This site is supported by the advertisements on it, please disable your AdBlocker so we can continue to provide you with the quality content you expect.
  1. This site uses cookies. By continuing to use this site, you are agreeing to our use of cookies. Learn More.
  2. Picture Penzance is free to join and use. So why not join our community. As a member you can upload images, add comments, participate in our contests and connect with like minded people.
    All the best,
    Halfhidden (founder member)

Sign up for free today
Membership Is Free
No Adds
Members Only Areas
And lots More!

CLICK HERE

STORM SATURDAY 8TH DECEMBER 1934

Discussion in 'Weather' started by Halfhidden, May 17, 2016.

By Halfhidden on May 17, 2016 at 9:39 PM
  1. Halfhidden

    Halfhidden Untouchable Staff Member Administrator

    Messages:
    2,887
    Likes Received:
    944
    The people in Penzance who have most probably suffered more than anyone else as the of the terrific storm Saturday night 8th December 1934 and early on Sunday morning, are the hotel proprietors and occupiers of houses at Wherrytown.

    The basements of the Carlton and Riviera private hotels presented a sorry sight when the gale had wreaked its fury, and the occupants must have had a very trying experience.

    Even on Tuesday morning carpets were still saturated with water and squelched when walked upon. On the walls of the basement rooms were the tell marks which showed how high the water had been. In the Carlton the water was between two and three feet deep, while in the Riviera there was well over three feet of water in one room.

    Mr. Thomas and Mrs. Paynter, the proprietors of the Carlton and Riviera Hotels respectively, said the furniture had been floating around the rooms, and hundreds of pounds’ worth of damage had been done.

    Two people in the Carlton and one in the Riviera had the shock waking up and finding their bedrooms, in the basement, feet deep in water, and they were greatly concerned about the unpleasant night upon their health. So much water came in that the fire engine had to pump it out.

    The largest inrush came from the back, where the water forced open the doors, but the sea dashed over the Promenade and up the steps at the front of the hotels. It smashed a basement window at the Riviera and the water poured through the inlet into the kitchen.

    The houses in Wherry town also suffered, and here again a considerable quantity of water came in through the back.

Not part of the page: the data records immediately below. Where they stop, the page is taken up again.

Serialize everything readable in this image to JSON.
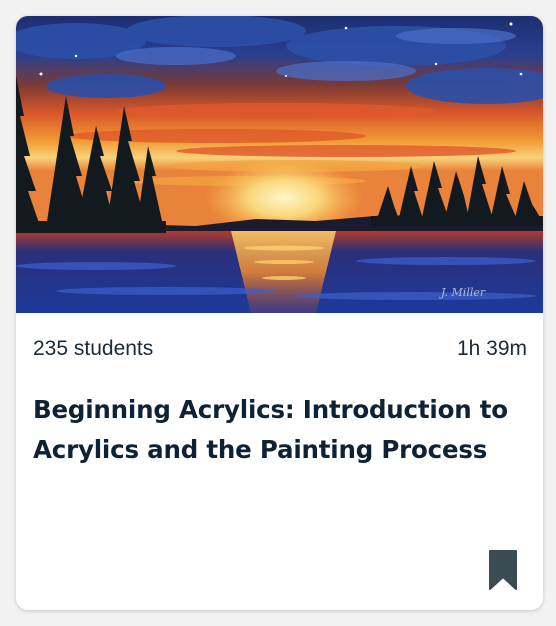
{
  "card": {
    "students": "235 students",
    "duration": "1h 39m",
    "title": "Beginning Acrylics: Introduction to Acrylics and the Painting Process",
    "thumbnail_alt": "Acrylic sunset painting over a lake with pine trees",
    "signature": "J. Miller"
  },
  "colors": {
    "text": "#0f2235",
    "meta_text": "#1b2a36",
    "bookmark": "#3a4b52",
    "card_bg": "#ffffff",
    "page_bg": "#f2f2f2"
  },
  "icons": {
    "bookmark": "bookmark-icon"
  }
}
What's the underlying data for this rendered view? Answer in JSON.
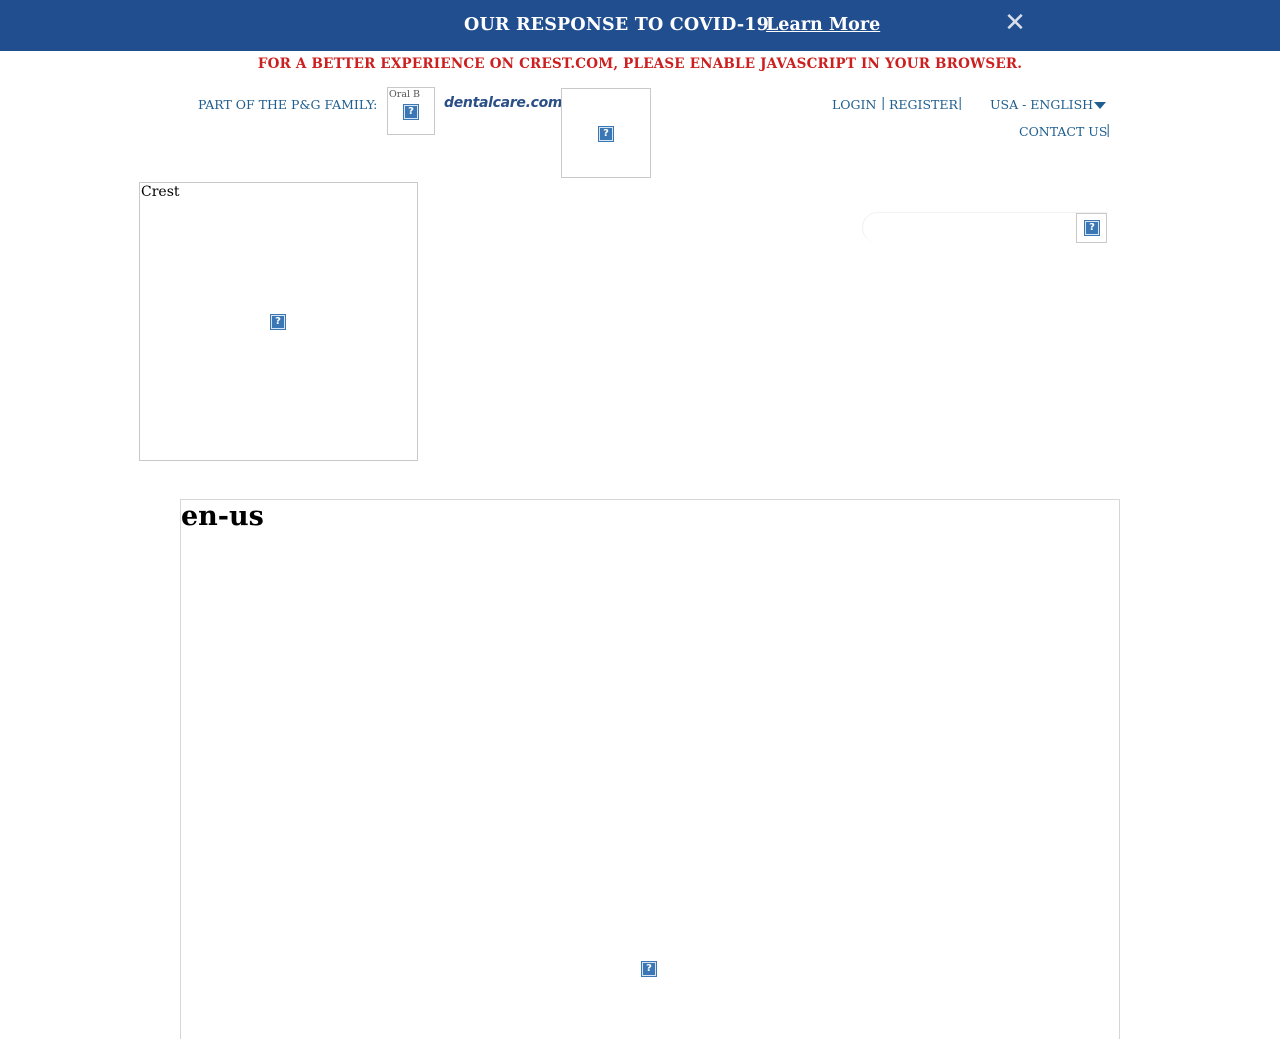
{
  "banner": {
    "message": "OUR RESPONSE TO COVID-19",
    "link_label": "Learn More",
    "close_glyph": "✕",
    "background_color": "#214e8f"
  },
  "js_notice": "FOR A BETTER EXPERIENCE ON CREST.COM, PLEASE ENABLE JAVASCRIPT IN YOUR BROWSER.",
  "header": {
    "family_label": "PART OF THE P&G FAMILY:",
    "family_brands": [
      {
        "alt": "Oral B",
        "icon": "broken-image-icon"
      },
      {
        "label": "dentalcare.com"
      },
      {
        "alt": "",
        "icon": "broken-image-icon"
      }
    ],
    "utility_links": {
      "login": "LOGIN",
      "register": "REGISTER",
      "separator": "|",
      "language": "USA - ENGLISH",
      "contact": "CONTACT US"
    },
    "logo_alt": "Crest",
    "search": {
      "placeholder": "",
      "button_icon": "broken-image-icon"
    }
  },
  "main": {
    "locale_heading": "en-us",
    "image_icon": "broken-image-icon"
  },
  "colors": {
    "link": "#1f5e8e",
    "notice": "#cc1f1f",
    "broken_image": "#3a77b4"
  }
}
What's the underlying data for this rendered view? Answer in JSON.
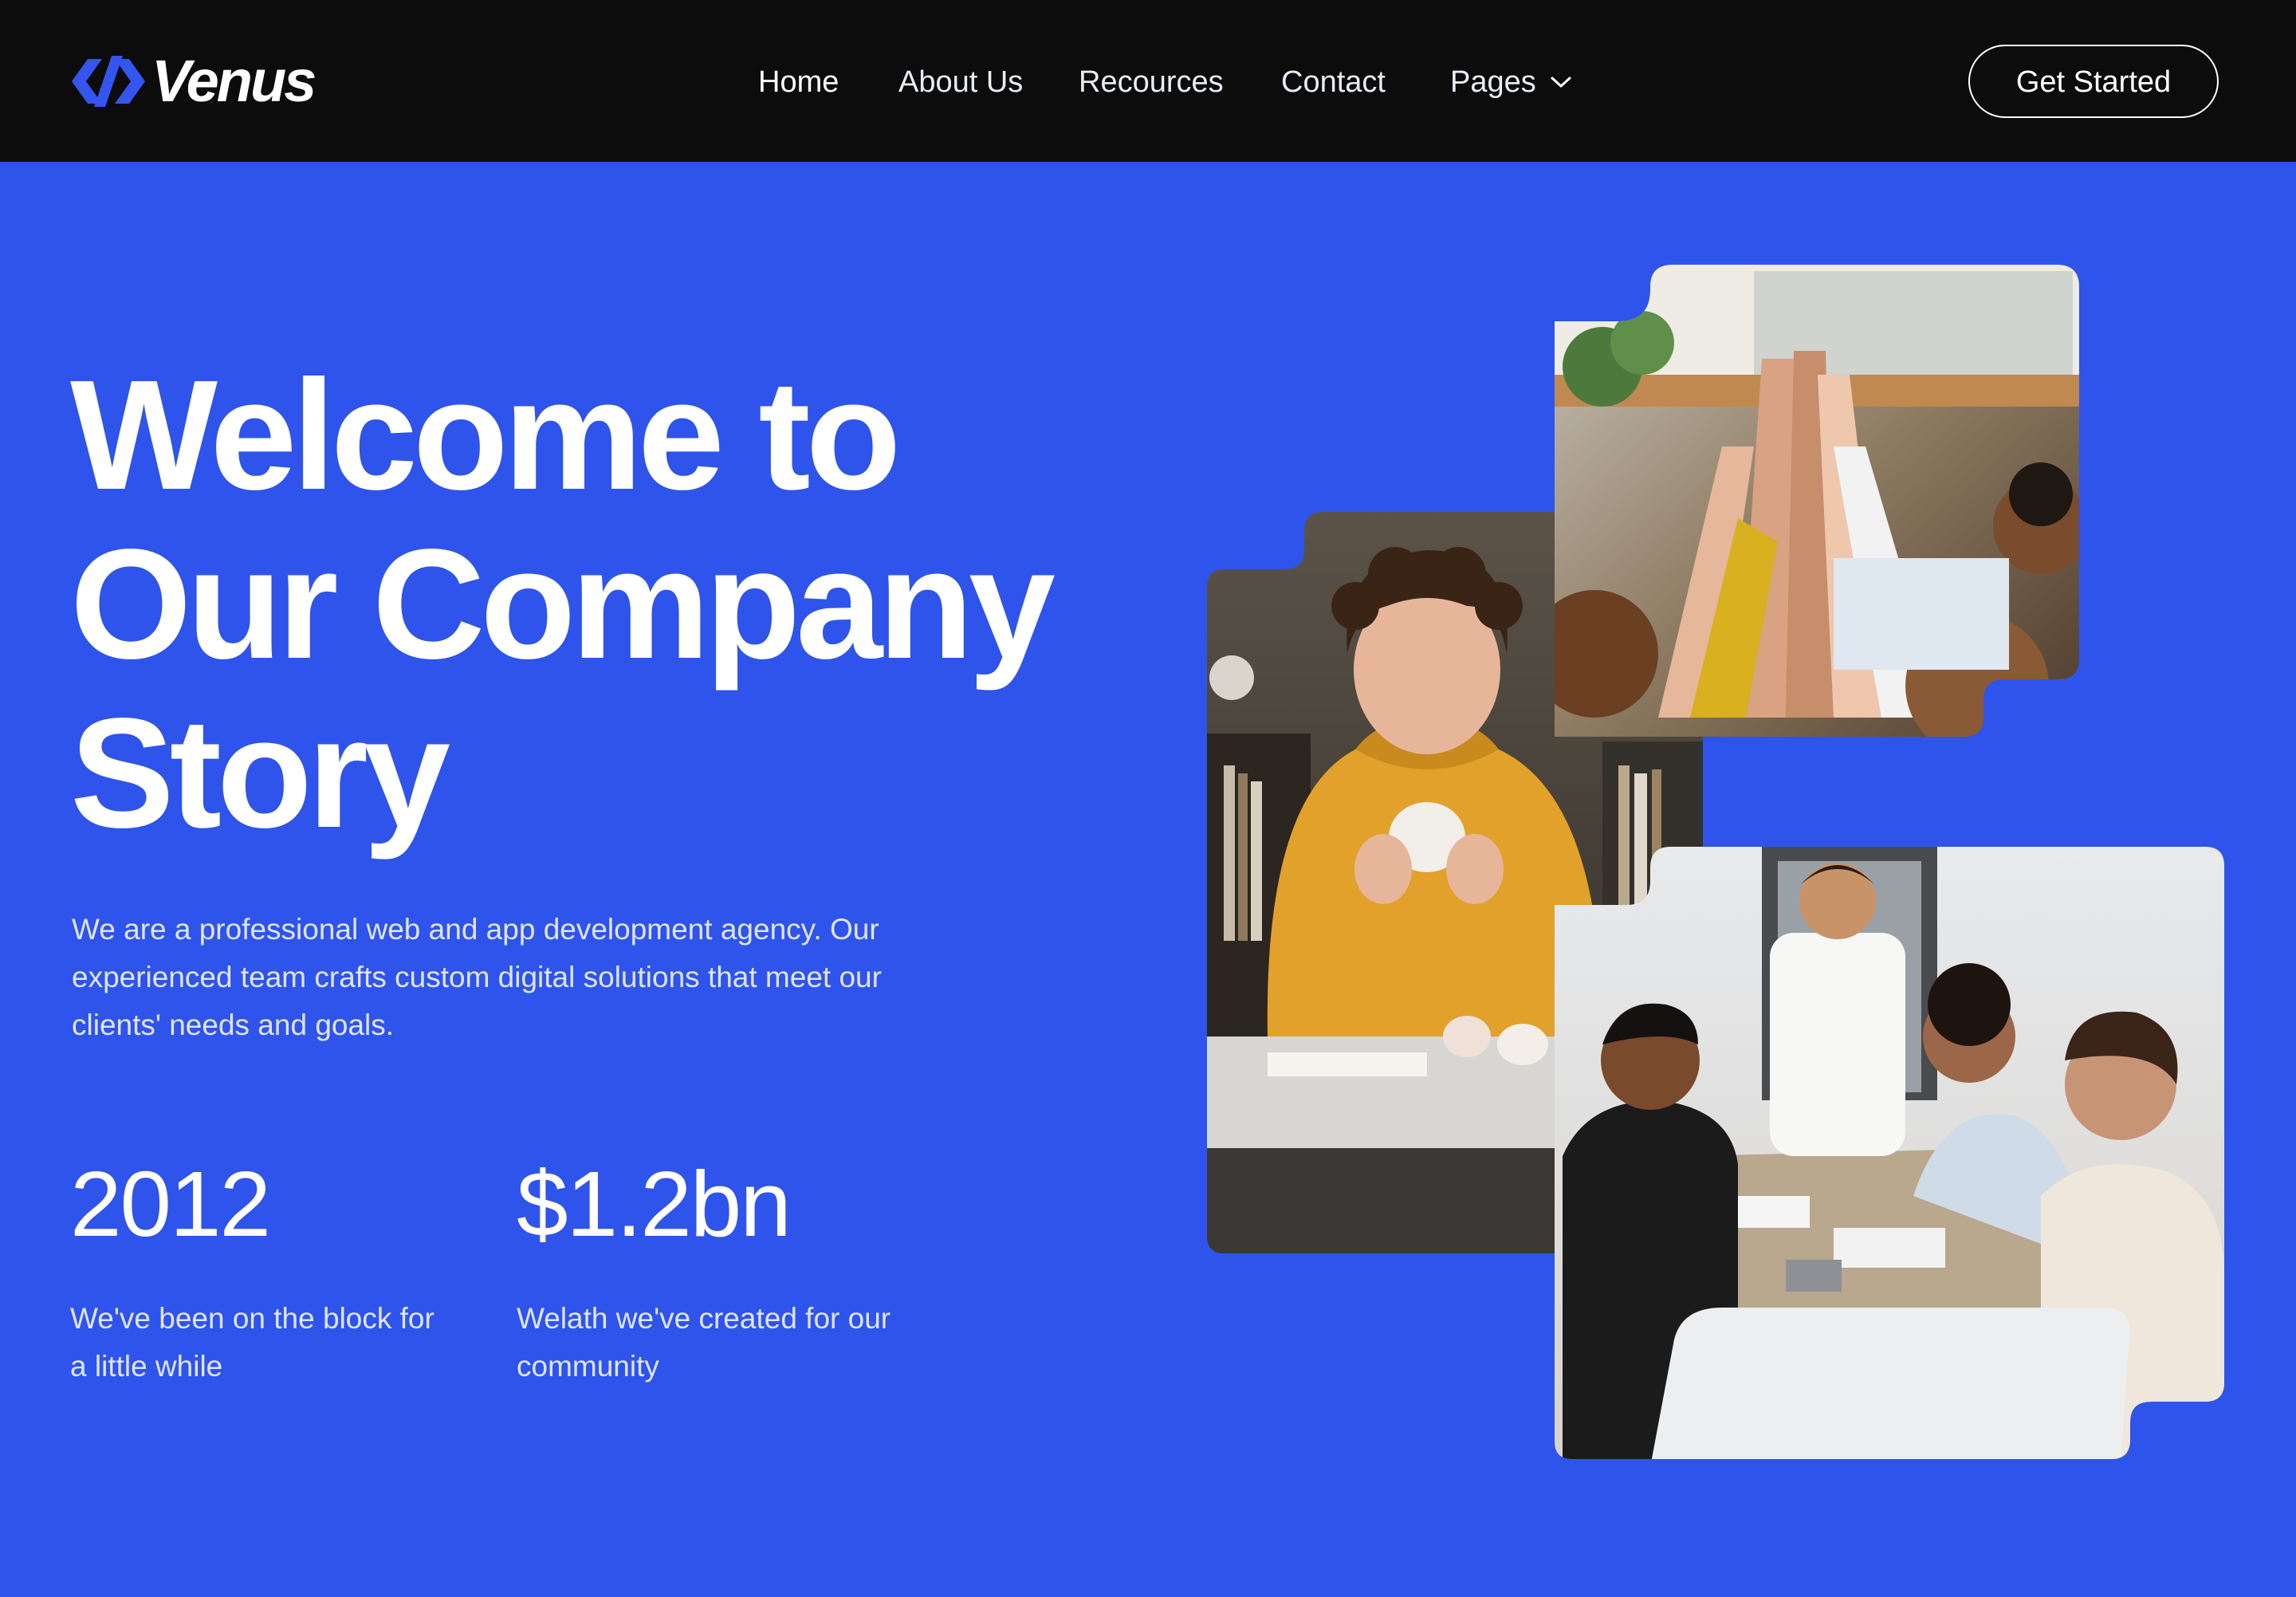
{
  "brand": {
    "name": "Venus",
    "logo_icon": "venus-code-logo-icon",
    "accent_color": "#2f54eb",
    "logo_color": "#3555f0"
  },
  "nav": {
    "items": [
      {
        "label": "Home",
        "active": true
      },
      {
        "label": "About Us"
      },
      {
        "label": "Recources"
      },
      {
        "label": "Contact"
      },
      {
        "label": "Pages",
        "icon": "chevron-down-icon"
      }
    ],
    "cta_label": "Get Started"
  },
  "hero": {
    "title_lines": [
      "Welcome to",
      "Our Company",
      "Story"
    ],
    "description": "We are a professional web and app development agency. Our experienced team crafts custom digital solutions that meet our clients' needs and goals."
  },
  "stats": [
    {
      "value": "2012",
      "label": "We've been on the block for a little while"
    },
    {
      "value": "$1.2bn",
      "label": "Welath we've created for our community"
    }
  ],
  "photos": [
    {
      "name": "team-high-five-photo"
    },
    {
      "name": "man-yellow-sweater-photo"
    },
    {
      "name": "team-meeting-table-photo"
    }
  ]
}
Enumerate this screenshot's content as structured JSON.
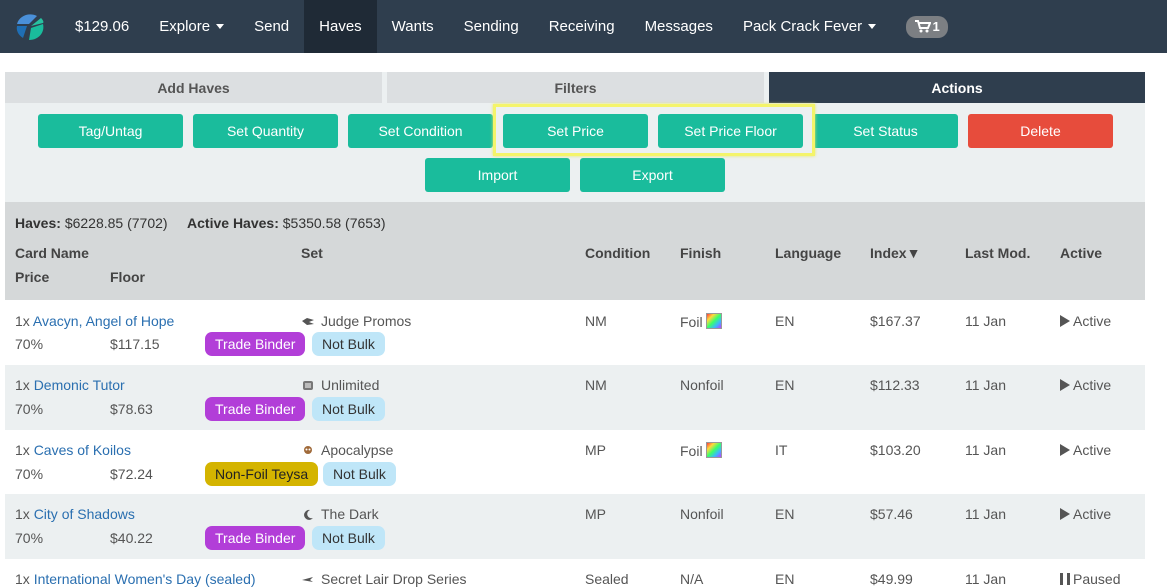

Boards were placed position in the fronts, and at the eastern end the houses escaped having the water in the front rooms, but those at the western end were not so fortunate, as the water flowed right through the houses.

    It was a very distressing state of affairs, and the people of Wherrytown were naturally wanting something to be done to prevent a recurrence of the storm damage.

    Residents and hotel owners were clearly angry at the Penzance Town Council for spending hundreds of thousands on a swimming pool and nothing on sea defences. They questioned the councils priorities.
     
    sparky likes this.

Comments

Discussion in 'Weather' started by Halfhidden, May 17, 2016.

Share This Page